[[ Source information open ]]
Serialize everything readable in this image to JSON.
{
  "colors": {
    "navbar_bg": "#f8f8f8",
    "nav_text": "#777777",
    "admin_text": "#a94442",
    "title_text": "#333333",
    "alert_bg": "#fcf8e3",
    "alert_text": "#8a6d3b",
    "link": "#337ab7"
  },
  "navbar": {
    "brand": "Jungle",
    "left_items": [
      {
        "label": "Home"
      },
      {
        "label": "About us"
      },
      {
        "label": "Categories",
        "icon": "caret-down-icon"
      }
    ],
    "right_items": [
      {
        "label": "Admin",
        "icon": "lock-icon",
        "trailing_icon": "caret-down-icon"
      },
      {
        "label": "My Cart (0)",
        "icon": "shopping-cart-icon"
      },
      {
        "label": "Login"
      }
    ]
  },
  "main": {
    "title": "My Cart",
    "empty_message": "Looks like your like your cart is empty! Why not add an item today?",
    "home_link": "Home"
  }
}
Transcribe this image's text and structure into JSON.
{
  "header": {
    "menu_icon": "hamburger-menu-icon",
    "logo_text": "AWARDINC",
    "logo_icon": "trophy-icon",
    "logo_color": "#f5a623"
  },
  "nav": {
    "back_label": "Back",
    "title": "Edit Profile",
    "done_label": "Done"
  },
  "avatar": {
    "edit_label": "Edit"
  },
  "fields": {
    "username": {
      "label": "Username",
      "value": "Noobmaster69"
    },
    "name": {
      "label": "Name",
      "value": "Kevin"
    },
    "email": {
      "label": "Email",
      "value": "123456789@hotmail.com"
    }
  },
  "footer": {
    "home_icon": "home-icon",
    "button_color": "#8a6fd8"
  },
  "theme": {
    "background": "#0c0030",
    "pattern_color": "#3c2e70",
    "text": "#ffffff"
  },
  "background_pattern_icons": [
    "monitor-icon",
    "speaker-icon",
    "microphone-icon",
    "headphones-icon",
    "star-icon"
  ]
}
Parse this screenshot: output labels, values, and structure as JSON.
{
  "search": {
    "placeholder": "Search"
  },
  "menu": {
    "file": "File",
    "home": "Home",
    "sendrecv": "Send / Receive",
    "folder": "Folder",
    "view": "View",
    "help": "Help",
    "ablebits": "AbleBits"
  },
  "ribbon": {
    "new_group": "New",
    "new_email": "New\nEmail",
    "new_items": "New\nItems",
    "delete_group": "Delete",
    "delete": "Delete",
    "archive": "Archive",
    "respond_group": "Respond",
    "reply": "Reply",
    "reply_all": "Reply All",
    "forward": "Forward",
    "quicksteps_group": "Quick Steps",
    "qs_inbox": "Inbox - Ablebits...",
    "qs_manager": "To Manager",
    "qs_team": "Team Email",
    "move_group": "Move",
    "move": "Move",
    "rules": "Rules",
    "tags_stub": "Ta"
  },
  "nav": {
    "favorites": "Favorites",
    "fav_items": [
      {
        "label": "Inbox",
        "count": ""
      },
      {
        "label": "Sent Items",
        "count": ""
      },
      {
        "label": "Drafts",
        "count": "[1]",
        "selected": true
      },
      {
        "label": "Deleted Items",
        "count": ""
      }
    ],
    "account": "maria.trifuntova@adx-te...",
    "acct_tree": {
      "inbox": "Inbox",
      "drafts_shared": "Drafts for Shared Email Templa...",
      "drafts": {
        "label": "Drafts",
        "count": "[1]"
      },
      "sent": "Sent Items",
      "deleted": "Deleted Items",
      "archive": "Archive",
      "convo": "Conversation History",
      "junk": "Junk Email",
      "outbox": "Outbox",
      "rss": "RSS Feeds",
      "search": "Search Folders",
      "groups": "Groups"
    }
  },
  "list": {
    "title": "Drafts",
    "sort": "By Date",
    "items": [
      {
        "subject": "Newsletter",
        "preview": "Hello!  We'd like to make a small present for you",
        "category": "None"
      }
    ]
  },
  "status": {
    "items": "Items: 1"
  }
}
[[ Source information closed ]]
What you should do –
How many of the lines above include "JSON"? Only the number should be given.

Written answer –
3